• THE TASK: When a line below contains the word "heading", copy that line.

[MATERIAL FOR THE TASK Boundary: Start]

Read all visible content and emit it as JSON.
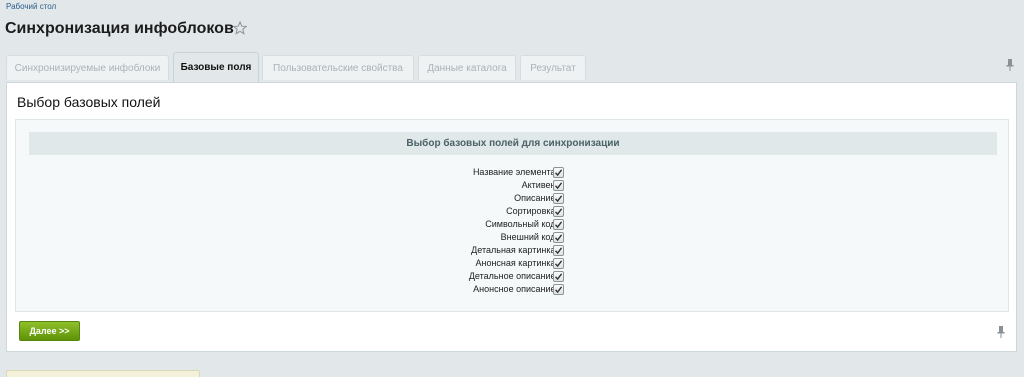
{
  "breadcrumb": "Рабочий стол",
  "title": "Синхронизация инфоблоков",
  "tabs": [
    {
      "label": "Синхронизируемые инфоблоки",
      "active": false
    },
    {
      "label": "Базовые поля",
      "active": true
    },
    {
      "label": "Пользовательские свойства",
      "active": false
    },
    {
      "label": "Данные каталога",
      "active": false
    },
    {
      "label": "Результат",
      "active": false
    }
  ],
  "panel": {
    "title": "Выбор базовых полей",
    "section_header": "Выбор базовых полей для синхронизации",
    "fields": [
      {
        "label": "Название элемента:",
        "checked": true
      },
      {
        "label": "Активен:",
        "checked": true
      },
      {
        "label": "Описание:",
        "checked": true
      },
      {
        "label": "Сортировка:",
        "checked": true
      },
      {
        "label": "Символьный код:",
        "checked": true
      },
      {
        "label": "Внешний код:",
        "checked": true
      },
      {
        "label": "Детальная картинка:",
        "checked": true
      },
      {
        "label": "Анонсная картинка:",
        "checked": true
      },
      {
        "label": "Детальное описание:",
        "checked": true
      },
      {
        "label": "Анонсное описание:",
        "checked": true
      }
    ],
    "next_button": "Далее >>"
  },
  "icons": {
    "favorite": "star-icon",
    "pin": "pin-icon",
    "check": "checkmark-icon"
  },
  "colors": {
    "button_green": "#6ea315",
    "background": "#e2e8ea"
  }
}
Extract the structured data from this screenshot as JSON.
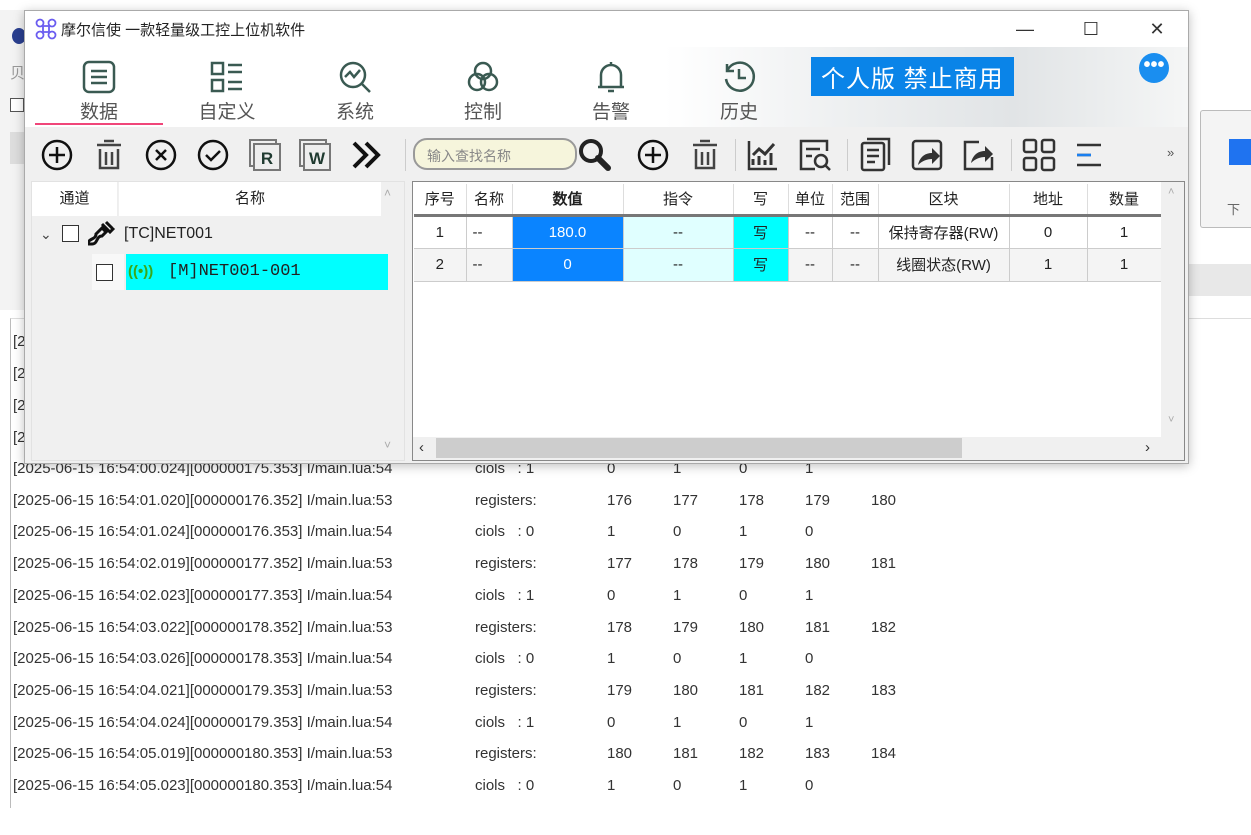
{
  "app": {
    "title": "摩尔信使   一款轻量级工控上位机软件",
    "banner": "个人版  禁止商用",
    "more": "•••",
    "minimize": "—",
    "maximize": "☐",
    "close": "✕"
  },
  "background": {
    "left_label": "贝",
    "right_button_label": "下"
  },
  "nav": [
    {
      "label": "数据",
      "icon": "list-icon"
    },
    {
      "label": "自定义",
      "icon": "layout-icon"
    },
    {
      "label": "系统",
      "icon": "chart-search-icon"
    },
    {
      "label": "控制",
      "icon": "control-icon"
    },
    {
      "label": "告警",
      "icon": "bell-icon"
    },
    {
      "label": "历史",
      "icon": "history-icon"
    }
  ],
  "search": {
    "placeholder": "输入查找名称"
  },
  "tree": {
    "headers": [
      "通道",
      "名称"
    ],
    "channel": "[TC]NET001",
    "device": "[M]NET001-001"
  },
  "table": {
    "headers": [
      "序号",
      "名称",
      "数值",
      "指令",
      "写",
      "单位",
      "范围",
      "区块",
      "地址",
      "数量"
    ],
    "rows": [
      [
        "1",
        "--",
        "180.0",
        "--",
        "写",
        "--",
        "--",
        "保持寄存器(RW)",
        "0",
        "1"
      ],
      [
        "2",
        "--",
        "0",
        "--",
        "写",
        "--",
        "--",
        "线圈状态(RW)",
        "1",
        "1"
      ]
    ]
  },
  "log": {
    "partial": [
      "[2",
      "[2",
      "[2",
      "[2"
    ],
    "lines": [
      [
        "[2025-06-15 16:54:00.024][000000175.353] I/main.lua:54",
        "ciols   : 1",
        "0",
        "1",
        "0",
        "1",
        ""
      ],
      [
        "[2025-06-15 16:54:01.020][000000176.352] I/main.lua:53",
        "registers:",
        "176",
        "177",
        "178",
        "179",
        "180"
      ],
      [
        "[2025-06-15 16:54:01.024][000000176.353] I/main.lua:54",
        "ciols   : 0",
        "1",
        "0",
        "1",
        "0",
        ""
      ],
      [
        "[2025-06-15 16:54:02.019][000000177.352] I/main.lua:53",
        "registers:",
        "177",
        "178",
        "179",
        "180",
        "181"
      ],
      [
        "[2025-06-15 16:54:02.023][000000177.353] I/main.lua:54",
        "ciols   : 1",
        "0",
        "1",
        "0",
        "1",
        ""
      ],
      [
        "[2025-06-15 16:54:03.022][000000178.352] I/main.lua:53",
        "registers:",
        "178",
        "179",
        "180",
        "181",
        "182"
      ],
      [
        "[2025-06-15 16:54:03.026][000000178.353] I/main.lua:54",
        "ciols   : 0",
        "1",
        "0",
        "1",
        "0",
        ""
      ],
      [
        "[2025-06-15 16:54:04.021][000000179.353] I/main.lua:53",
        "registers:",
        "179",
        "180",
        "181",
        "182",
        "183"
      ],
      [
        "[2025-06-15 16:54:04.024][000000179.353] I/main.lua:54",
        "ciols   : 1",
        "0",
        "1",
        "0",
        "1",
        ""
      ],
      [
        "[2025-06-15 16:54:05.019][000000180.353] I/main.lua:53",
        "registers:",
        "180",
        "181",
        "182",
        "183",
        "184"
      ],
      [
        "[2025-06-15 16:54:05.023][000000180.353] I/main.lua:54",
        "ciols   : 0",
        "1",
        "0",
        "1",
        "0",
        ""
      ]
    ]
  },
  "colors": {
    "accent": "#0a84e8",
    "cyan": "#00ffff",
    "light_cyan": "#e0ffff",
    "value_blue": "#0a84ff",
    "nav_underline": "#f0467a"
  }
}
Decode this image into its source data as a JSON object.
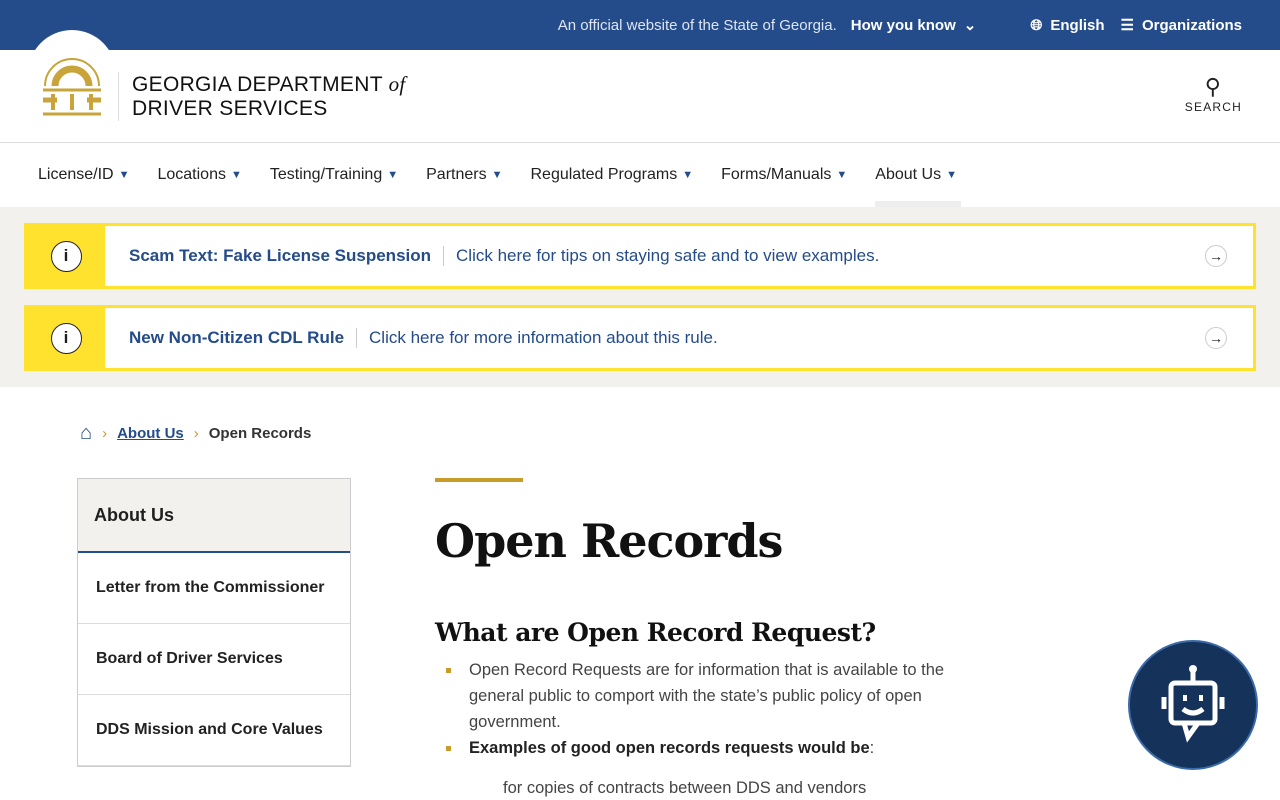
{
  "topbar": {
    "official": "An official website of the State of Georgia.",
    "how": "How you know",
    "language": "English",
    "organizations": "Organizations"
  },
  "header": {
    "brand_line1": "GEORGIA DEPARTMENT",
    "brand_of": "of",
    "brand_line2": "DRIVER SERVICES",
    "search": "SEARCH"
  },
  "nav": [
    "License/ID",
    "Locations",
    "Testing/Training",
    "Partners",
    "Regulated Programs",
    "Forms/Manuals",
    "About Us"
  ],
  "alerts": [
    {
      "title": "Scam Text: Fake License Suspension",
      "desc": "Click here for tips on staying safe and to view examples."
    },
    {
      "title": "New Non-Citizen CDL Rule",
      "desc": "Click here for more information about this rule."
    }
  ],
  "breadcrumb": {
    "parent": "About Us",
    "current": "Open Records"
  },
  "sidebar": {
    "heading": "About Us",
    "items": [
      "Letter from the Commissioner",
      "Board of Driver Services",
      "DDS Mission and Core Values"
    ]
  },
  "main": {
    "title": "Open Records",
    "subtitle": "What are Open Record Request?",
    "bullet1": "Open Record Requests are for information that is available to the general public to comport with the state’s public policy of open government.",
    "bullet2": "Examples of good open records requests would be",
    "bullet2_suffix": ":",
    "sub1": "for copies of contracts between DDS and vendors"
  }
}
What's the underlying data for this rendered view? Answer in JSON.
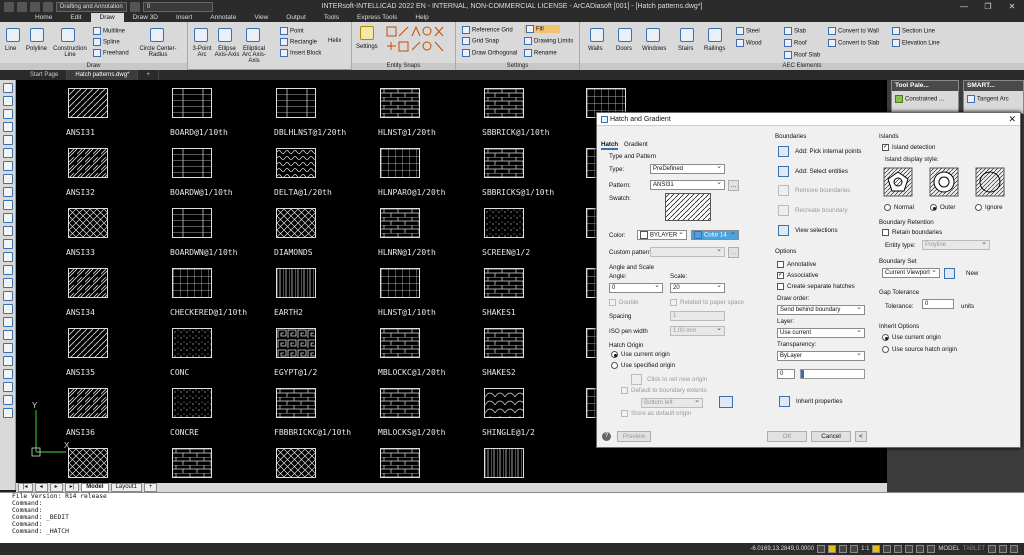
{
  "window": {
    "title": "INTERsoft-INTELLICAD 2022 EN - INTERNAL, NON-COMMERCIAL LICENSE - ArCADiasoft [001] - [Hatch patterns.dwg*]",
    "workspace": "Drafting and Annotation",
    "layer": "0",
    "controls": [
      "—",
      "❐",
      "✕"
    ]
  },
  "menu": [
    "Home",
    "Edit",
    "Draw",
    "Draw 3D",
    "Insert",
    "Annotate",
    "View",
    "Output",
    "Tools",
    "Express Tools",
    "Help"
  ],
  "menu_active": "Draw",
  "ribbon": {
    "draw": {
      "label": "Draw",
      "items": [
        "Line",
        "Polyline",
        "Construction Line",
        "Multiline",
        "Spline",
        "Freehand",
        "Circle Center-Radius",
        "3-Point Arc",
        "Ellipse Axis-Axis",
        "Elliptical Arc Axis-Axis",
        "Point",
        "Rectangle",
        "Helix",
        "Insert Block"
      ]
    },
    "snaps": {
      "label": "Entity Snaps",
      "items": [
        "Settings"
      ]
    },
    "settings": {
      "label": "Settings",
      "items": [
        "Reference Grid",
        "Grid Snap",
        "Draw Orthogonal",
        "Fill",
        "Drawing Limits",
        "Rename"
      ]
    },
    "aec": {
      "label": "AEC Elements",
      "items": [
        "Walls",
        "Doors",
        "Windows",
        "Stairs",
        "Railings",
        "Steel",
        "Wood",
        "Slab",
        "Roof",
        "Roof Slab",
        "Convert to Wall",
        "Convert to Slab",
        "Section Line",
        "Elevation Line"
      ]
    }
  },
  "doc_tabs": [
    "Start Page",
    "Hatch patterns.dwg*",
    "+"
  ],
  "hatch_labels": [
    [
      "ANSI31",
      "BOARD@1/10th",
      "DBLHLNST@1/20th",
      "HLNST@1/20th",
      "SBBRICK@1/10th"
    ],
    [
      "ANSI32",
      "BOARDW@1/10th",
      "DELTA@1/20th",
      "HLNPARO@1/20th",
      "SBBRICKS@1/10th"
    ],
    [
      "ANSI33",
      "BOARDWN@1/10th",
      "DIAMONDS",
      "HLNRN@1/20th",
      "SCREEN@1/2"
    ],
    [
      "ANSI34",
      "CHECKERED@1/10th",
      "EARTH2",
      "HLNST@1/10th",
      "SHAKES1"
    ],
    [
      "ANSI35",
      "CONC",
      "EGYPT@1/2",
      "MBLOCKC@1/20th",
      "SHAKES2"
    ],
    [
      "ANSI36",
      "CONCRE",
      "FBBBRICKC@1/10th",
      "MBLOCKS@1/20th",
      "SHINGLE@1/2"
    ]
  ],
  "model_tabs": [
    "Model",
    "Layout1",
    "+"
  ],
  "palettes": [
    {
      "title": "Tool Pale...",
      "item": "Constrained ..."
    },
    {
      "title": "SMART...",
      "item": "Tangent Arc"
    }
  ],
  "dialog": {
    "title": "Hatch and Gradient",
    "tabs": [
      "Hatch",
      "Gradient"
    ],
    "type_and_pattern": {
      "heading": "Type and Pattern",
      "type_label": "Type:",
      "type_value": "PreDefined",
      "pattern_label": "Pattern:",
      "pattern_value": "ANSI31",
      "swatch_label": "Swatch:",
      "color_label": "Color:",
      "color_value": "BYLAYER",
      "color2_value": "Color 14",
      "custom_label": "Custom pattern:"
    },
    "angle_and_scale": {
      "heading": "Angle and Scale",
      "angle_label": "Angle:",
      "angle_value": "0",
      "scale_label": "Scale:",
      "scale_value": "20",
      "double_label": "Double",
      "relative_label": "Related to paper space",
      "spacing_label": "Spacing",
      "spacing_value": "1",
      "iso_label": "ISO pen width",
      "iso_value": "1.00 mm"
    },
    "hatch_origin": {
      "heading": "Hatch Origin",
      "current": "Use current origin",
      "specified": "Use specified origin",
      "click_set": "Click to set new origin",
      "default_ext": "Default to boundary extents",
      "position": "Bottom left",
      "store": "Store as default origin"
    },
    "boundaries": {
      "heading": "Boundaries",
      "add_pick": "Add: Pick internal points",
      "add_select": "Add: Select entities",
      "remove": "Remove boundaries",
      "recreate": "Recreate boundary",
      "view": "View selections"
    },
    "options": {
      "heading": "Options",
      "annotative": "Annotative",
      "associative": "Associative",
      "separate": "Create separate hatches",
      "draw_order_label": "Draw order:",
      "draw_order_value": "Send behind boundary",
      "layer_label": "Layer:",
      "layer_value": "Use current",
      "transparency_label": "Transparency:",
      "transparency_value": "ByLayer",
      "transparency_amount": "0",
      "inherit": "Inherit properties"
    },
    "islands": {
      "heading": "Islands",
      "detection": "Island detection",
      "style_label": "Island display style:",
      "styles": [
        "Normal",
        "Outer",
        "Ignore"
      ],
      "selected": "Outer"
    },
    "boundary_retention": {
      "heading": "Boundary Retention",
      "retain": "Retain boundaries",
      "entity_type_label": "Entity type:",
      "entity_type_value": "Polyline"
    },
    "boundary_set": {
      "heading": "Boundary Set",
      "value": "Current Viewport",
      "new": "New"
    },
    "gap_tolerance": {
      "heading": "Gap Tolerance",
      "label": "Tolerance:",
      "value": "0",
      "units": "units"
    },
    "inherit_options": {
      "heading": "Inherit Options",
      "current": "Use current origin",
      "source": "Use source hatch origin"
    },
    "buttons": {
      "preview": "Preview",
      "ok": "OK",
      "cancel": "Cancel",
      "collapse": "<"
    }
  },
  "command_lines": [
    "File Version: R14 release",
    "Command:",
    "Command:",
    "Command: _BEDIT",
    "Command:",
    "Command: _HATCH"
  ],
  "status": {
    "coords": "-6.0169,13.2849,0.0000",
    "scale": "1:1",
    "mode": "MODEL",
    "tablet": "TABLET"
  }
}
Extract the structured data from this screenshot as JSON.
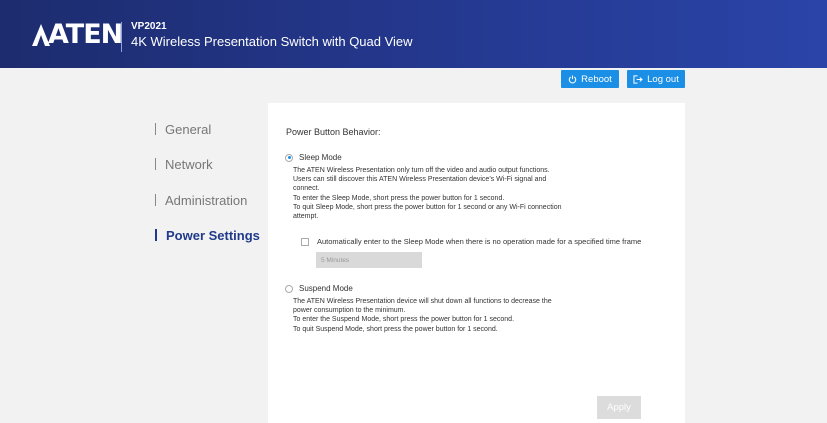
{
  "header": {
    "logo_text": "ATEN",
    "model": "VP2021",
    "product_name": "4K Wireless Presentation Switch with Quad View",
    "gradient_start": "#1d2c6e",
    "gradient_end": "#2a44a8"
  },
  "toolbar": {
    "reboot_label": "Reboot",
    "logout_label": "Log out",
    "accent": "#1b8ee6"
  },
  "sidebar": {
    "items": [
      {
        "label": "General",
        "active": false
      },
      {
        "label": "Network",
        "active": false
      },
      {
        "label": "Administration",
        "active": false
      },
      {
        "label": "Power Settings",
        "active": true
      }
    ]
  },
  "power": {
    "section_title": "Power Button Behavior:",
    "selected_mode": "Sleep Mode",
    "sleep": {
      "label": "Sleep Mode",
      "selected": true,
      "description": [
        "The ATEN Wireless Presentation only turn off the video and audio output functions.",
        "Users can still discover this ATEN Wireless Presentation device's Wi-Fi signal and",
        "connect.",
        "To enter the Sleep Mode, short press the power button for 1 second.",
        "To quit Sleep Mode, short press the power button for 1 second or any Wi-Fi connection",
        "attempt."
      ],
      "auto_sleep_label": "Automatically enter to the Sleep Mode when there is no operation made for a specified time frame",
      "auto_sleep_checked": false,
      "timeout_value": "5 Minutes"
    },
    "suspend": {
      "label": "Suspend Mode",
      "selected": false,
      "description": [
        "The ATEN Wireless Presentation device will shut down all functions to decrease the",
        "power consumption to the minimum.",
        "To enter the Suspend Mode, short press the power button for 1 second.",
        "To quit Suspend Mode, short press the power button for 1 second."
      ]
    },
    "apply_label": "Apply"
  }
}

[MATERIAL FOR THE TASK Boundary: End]

• TASK RESPONSE:
    "heading": "About Us",
      "heading": "Type and Pattern",
      "heading": "Angle and Scale",
      "heading": "Hatch Origin",
      "heading": "Boundaries",
      "heading": "Options",
      "heading": "Islands",
      "heading": "Boundary Retention",
      "heading": "Boundary Set",
      "heading": "Gap Tolerance",
      "heading": "Inherit Options",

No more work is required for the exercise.